Why Betsy DeVos' private school tax credit may not be the answer
Education Secretary Betsy DeVos. Photo: Chip Somodevilla/Getty Images
Education Secretary Betsy DeVos proposed a tax credit last month for people and businesses who donate money for children to attend private schools, a move that has stirred up the school choice debate among politicians and education analysts.
The big picture: Despite the encouragement for more growth through scholarships, New York City charter schools, which are funded by local taxes, grants and donations, reached their cap last week. If the state doesn’t lift the cap, charter growth will most likely end.
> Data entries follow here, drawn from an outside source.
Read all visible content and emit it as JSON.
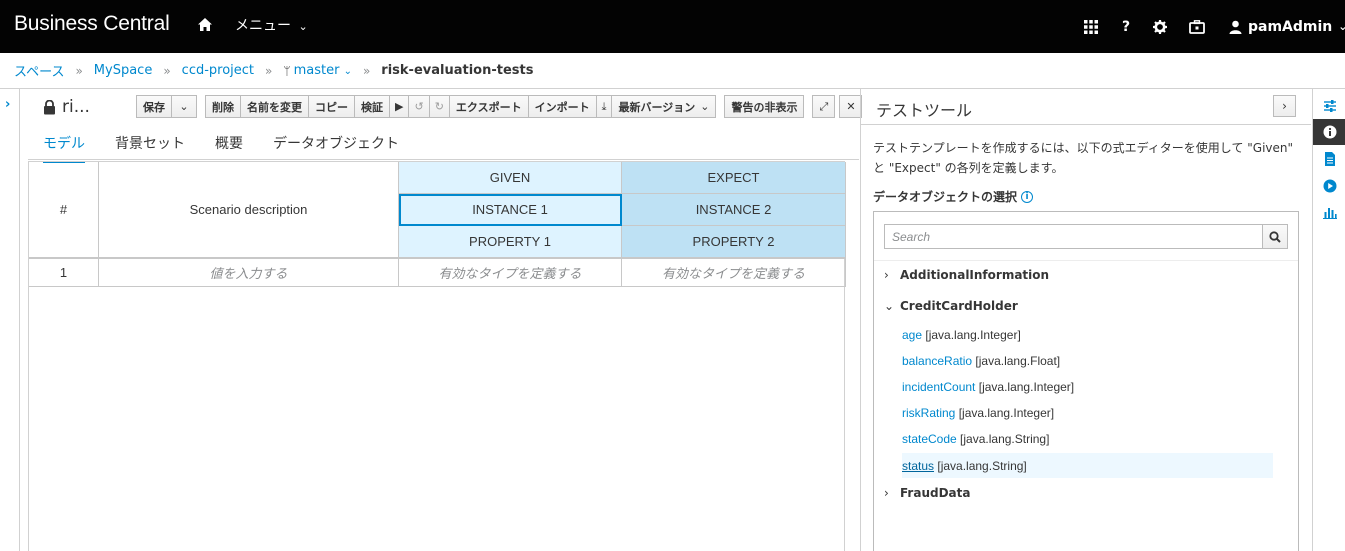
{
  "navbar": {
    "brand": "Business Central",
    "menu_label": "メニュー",
    "help_label": "?",
    "user_label": "pamAdmin"
  },
  "breadcrumb": {
    "items": [
      "スペース",
      "MySpace",
      "ccd-project"
    ],
    "branch": "master",
    "current": "risk-evaluation-tests",
    "sep": "»"
  },
  "editor": {
    "title": "ri...",
    "toolbar": {
      "save": "保存",
      "delete": "削除",
      "rename": "名前を変更",
      "copy": "コピー",
      "validate": "検証",
      "export": "エクスポート",
      "import": "インポート",
      "latest_version": "最新バージョン",
      "hide_alerts": "警告の非表示"
    },
    "tabs": [
      "モデル",
      "背景セット",
      "概要",
      "データオブジェクト"
    ],
    "grid": {
      "hash": "#",
      "scenario_description": "Scenario description",
      "given": "GIVEN",
      "expect": "EXPECT",
      "given_instance": "INSTANCE 1",
      "expect_instance": "INSTANCE 2",
      "given_property": "PROPERTY 1",
      "expect_property": "PROPERTY 2",
      "rows": [
        {
          "index": "1",
          "description": "値を入力する",
          "given_value": "有効なタイプを定義する",
          "expect_value": "有効なタイプを定義する"
        }
      ]
    }
  },
  "test_tools": {
    "title": "テストツール",
    "description": "テストテンプレートを作成するには、以下の式エディターを使用して \"Given\" と \"Expect\" の各列を定義します。",
    "section_label": "データオブジェクトの選択",
    "search_placeholder": "Search",
    "nodes": [
      {
        "name": "AdditionalInformation",
        "expanded": false
      },
      {
        "name": "CreditCardHolder",
        "expanded": true,
        "fields": [
          {
            "name": "age",
            "type": "[java.lang.Integer]"
          },
          {
            "name": "balanceRatio",
            "type": "[java.lang.Float]"
          },
          {
            "name": "incidentCount",
            "type": "[java.lang.Integer]"
          },
          {
            "name": "riskRating",
            "type": "[java.lang.Integer]"
          },
          {
            "name": "stateCode",
            "type": "[java.lang.String]"
          },
          {
            "name": "status",
            "type": "[java.lang.String]"
          }
        ]
      },
      {
        "name": "FraudData",
        "expanded": false
      }
    ]
  },
  "colors": {
    "navbar_bg": "#030303",
    "link": "#0088ce",
    "given_bg": "#def3ff",
    "expect_bg": "#bee1f4"
  },
  "icons": [
    "home-icon",
    "apps-grid-icon",
    "gear-icon",
    "briefcase-icon",
    "user-icon",
    "lock-icon",
    "search-icon",
    "info-icon",
    "sliders-icon",
    "document-icon",
    "play-circle-icon",
    "bar-chart-icon"
  ]
}
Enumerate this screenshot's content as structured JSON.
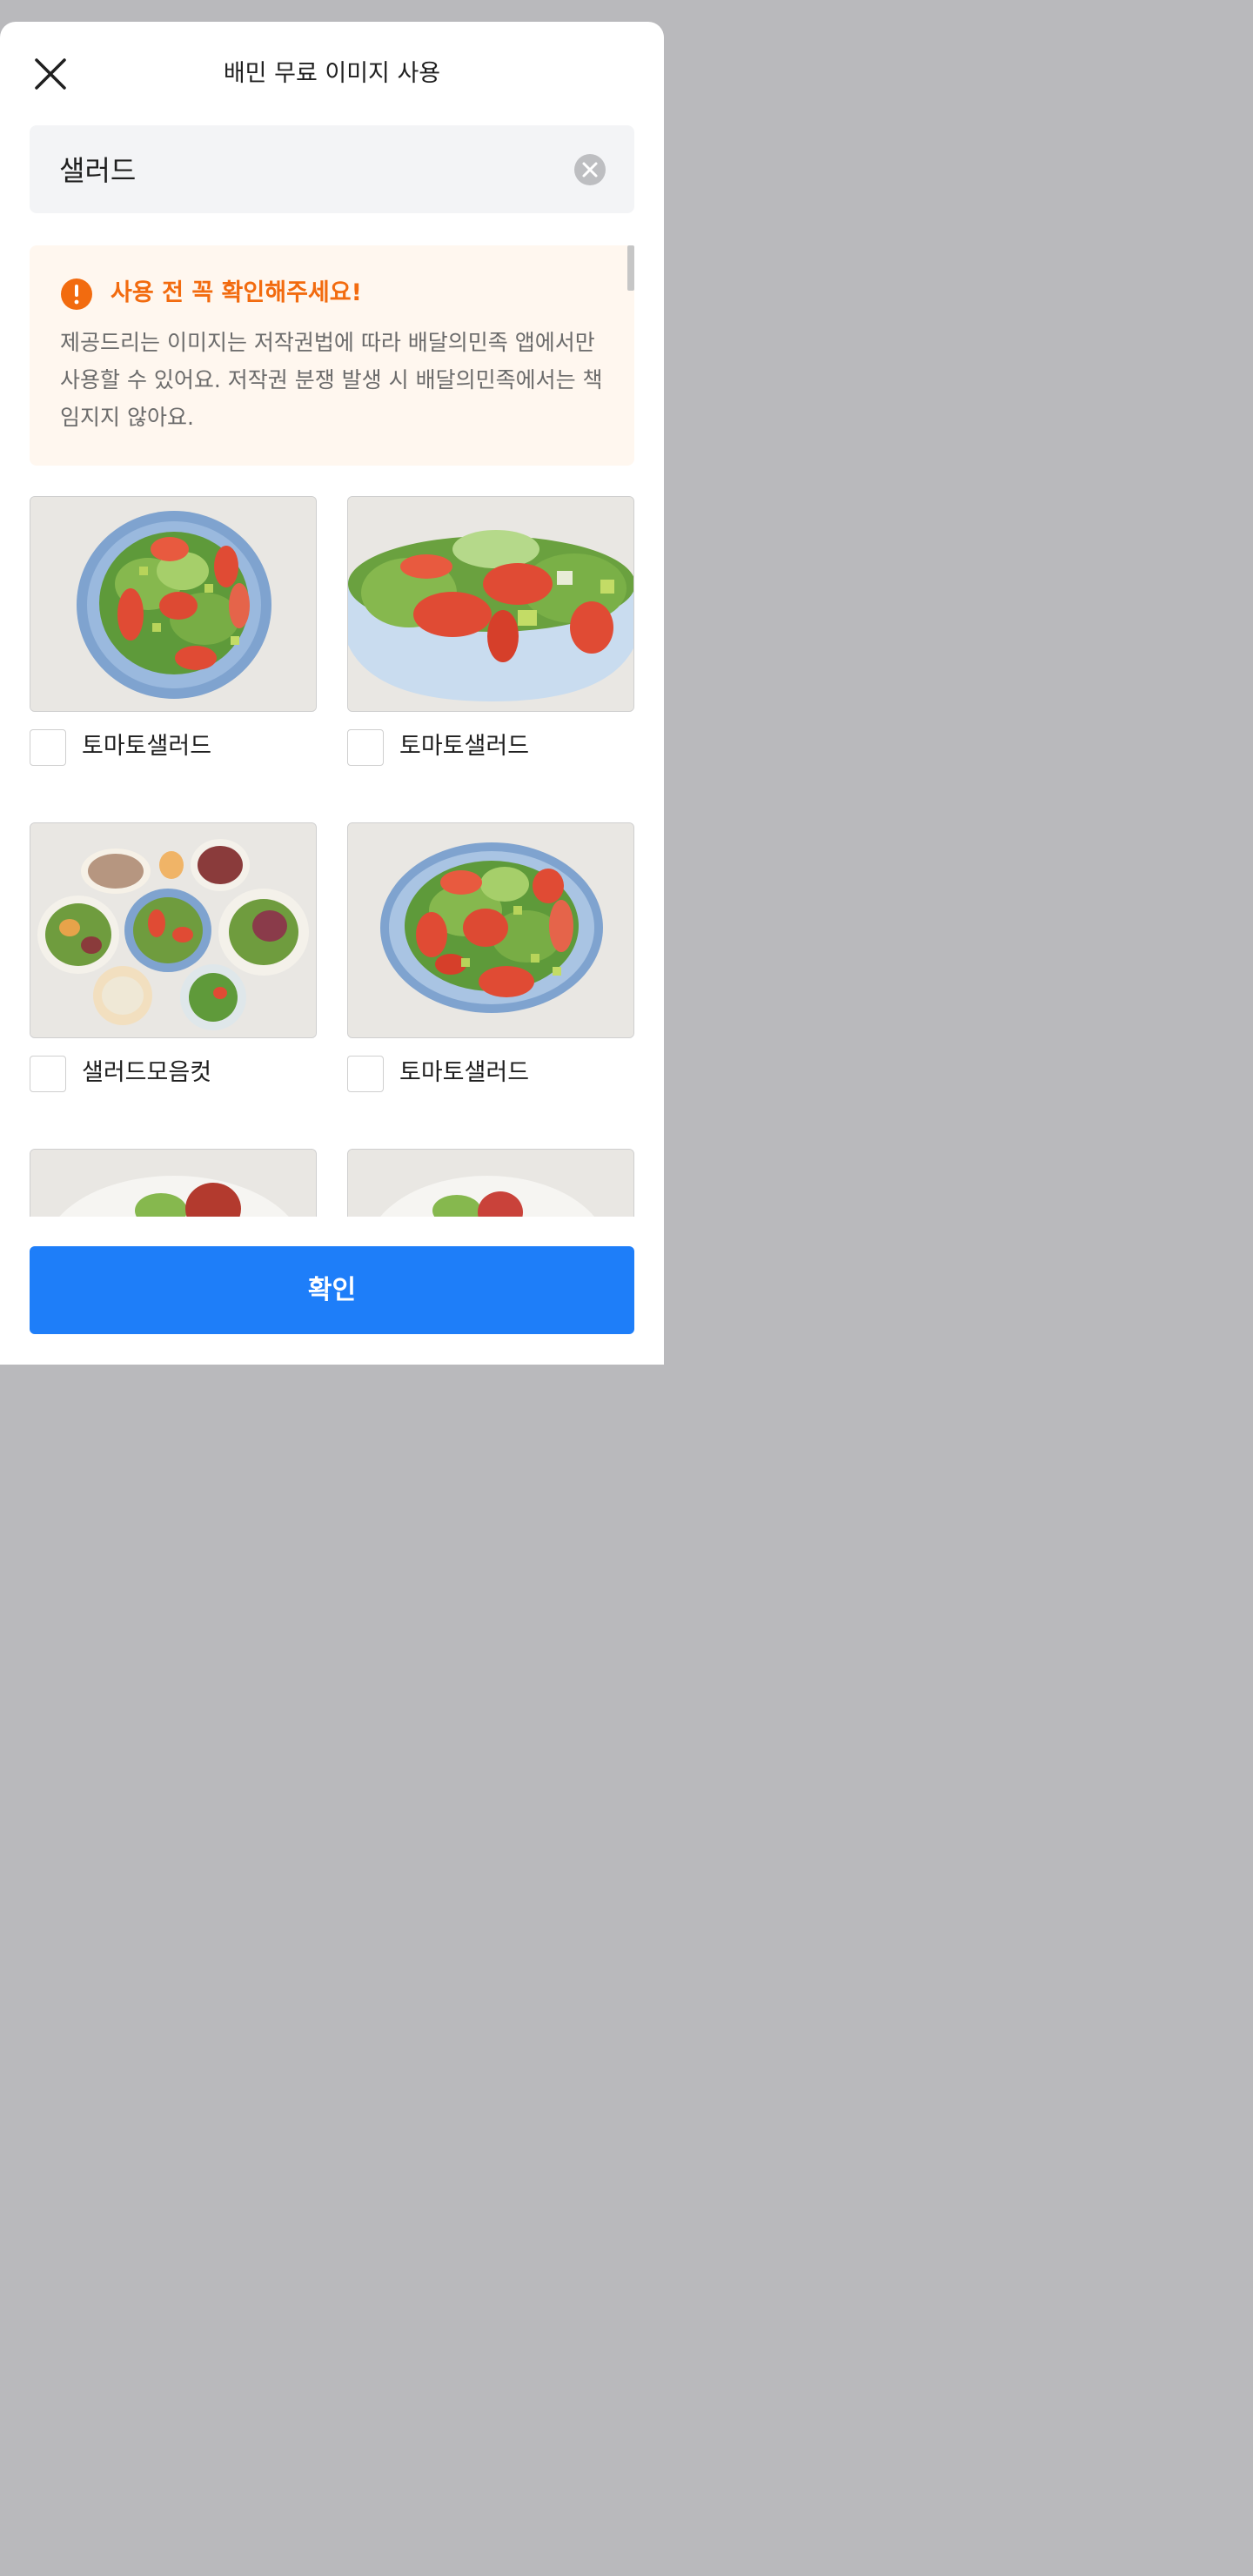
{
  "header": {
    "title": "배민 무료 이미지 사용"
  },
  "search": {
    "value": "샐러드"
  },
  "notice": {
    "title": "사용 전 꼭 확인해주세요!",
    "body": "제공드리는 이미지는 저작권법에 따라 배달의민족 앱에서만 사용할 수 있어요. 저작권 분쟁 발생 시 배달의민족에서는 책임지지 않아요."
  },
  "images": [
    {
      "label": "토마토샐러드",
      "style": "top-view"
    },
    {
      "label": "토마토샐러드",
      "style": "side-view"
    },
    {
      "label": "샐러드모음컷",
      "style": "collection"
    },
    {
      "label": "토마토샐러드",
      "style": "top-view"
    },
    {
      "label": "",
      "style": "partial"
    },
    {
      "label": "",
      "style": "partial"
    }
  ],
  "footer": {
    "confirm_label": "확인"
  },
  "colors": {
    "accent": "#1e7ef9",
    "warning": "#f26b0f",
    "notice_bg": "#fff7ef",
    "search_bg": "#f3f4f6"
  }
}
Resources have begun to drain while enrollment for charter schools across the country has grown exponentially, causing teachers from charter schools to walk out this year for the first time ever.
What they're saying:
- Andy Rotherham, founder of nonprofit consulting firm Bellwether Education Partners, told Axios: "The Trump administration has had its chances to put forth initiatives of school choice that could force some hard conversations, and it’s highly unlikely the tax incentive introduced was the one. ... The administration doesn’t seem to be able to stay on message about anything for very long. Democrats control the House. It’s hard to see them bringing this up for a vote."
- House Education Committee chairman Rep. Bobby Scott (D-Va.) said on NPR: "If you’re going to spend money in education, there are better ways of spending it than a scholarship program that’s totally undefined. You have to consider any proposal that’s made, but I think it's fair to say I’m skeptical."
- American Federation of Teachers President Randi Weingarten said at an Axios event: "You cannot think that you can privatize or outsource this. You have this huge available asset called public education that really wants to align with business and industry both in terms of K-12 and in terms of community colleges."
- Jim Blew, the Education Department's assistant secretary for policy and development, said on NPR: "Because it is a tax credit, the Fed doesn’t need to get involved with new mandates, new regulations. The voluntary component makes sure money is not diverted from public schools and teachers."